▸ **Instructions to follow**:
Copy all the data exactly, except the pictures.

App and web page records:

--- START ---

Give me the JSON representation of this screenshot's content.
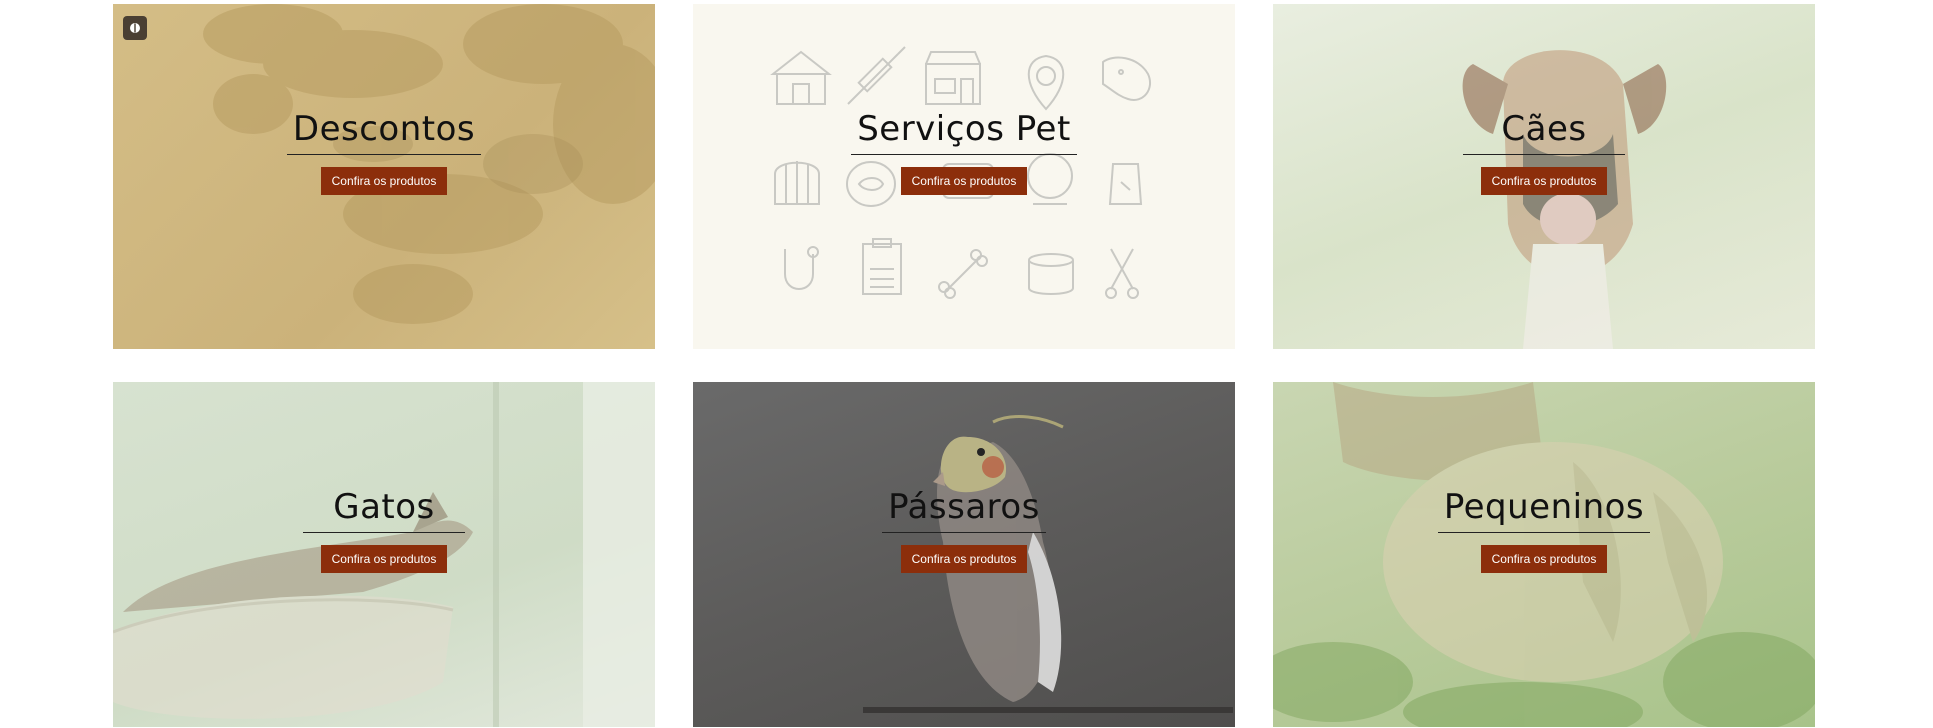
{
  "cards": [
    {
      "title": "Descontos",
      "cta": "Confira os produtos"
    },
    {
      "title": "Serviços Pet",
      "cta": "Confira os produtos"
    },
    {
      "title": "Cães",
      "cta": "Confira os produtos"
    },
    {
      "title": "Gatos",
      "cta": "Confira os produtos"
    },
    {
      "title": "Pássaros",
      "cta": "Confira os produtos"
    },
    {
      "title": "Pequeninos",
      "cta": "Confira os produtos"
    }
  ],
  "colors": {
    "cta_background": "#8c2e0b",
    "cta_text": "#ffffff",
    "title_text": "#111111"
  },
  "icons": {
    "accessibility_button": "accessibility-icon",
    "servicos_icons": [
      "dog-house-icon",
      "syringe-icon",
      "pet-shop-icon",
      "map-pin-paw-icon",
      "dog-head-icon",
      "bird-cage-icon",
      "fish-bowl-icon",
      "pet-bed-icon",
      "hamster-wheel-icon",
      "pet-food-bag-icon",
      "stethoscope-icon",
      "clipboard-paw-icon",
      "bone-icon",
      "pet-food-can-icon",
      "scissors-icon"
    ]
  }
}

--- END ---

▸ **Response area**:
Give me the JSON representation of this screenshot's content.
{
  "cards": [
    {
      "title": "Descontos",
      "cta": "Confira os produtos"
    },
    {
      "title": "Serviços Pet",
      "cta": "Confira os produtos"
    },
    {
      "title": "Cães",
      "cta": "Confira os produtos"
    },
    {
      "title": "Gatos",
      "cta": "Confira os produtos"
    },
    {
      "title": "Pássaros",
      "cta": "Confira os produtos"
    },
    {
      "title": "Pequeninos",
      "cta": "Confira os produtos"
    }
  ],
  "colors": {
    "cta_background": "#8c2e0b",
    "cta_text": "#ffffff",
    "title_text": "#111111"
  },
  "icons": {
    "accessibility_button": "accessibility-icon",
    "servicos_icons": [
      "dog-house-icon",
      "syringe-icon",
      "pet-shop-icon",
      "map-pin-paw-icon",
      "dog-head-icon",
      "bird-cage-icon",
      "fish-bowl-icon",
      "pet-bed-icon",
      "hamster-wheel-icon",
      "pet-food-bag-icon",
      "stethoscope-icon",
      "clipboard-paw-icon",
      "bone-icon",
      "pet-food-can-icon",
      "scissors-icon"
    ]
  }
}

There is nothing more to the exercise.